Segment Start: Supplied data

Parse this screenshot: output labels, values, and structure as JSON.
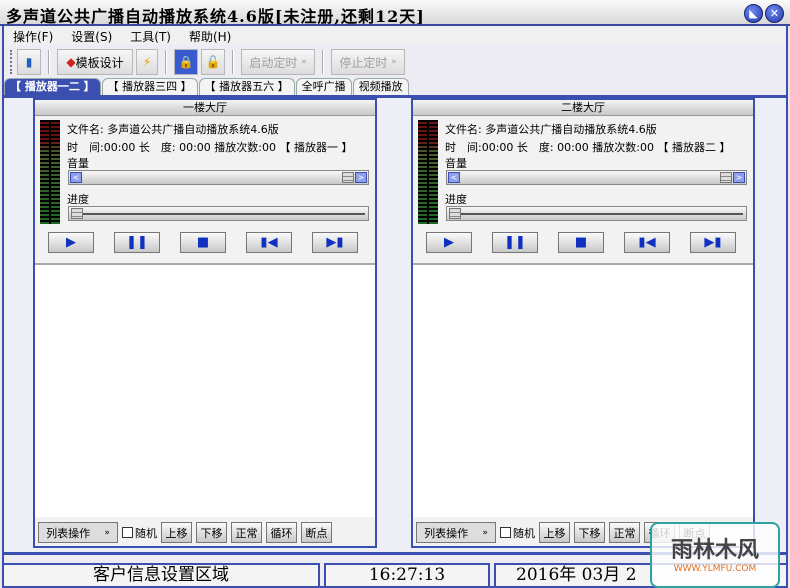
{
  "title": "多声道公共广播自动播放系统4.6版[未注册,还剩12天]",
  "window_buttons": {
    "minimize": "minimize-icon",
    "close": "close-icon"
  },
  "menu": [
    "操作(F)",
    "设置(S)",
    "工具(T)",
    "帮助(H)"
  ],
  "toolbar": {
    "template": "模板设计",
    "start_timer": "启动定时",
    "stop_timer": "停止定时"
  },
  "tabs": [
    "【 播放器一二 】",
    "【 播放器三四 】",
    "【 播放器五六 】",
    "全呼广播",
    "视频播放"
  ],
  "active_tab": 0,
  "panels": [
    {
      "title": "一楼大厅",
      "file": "文件名: 多声道公共广播自动播放系统4.6版",
      "time_line": "时　间:00:00 长　度: 00:00 播放次数:00 【 播放器一 】",
      "volume_label": "音量",
      "progress_label": "进度",
      "volume": 1.0,
      "progress": 0
    },
    {
      "title": "二楼大厅",
      "file": "文件名: 多声道公共广播自动播放系统4.6版",
      "time_line": "时　间:00:00 长　度: 00:00 播放次数:00 【 播放器二 】",
      "volume_label": "音量",
      "progress_label": "进度",
      "volume": 1.0,
      "progress": 0
    }
  ],
  "list_bar": {
    "list_ops": "列表操作",
    "random": "随机",
    "up": "上移",
    "down": "下移",
    "normal": "正常",
    "loop": "循环",
    "breakpoint": "断点"
  },
  "status": {
    "client_info": "客户信息设置区域",
    "time": "16:27:13",
    "date": "2016年 03月 2"
  },
  "watermark": {
    "text": "雨林木风",
    "url": "WWW.YLMFU.COM"
  },
  "colors": {
    "accent": "#3a4fb0"
  }
}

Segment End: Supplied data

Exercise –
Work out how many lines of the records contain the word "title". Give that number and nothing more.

Reply –
3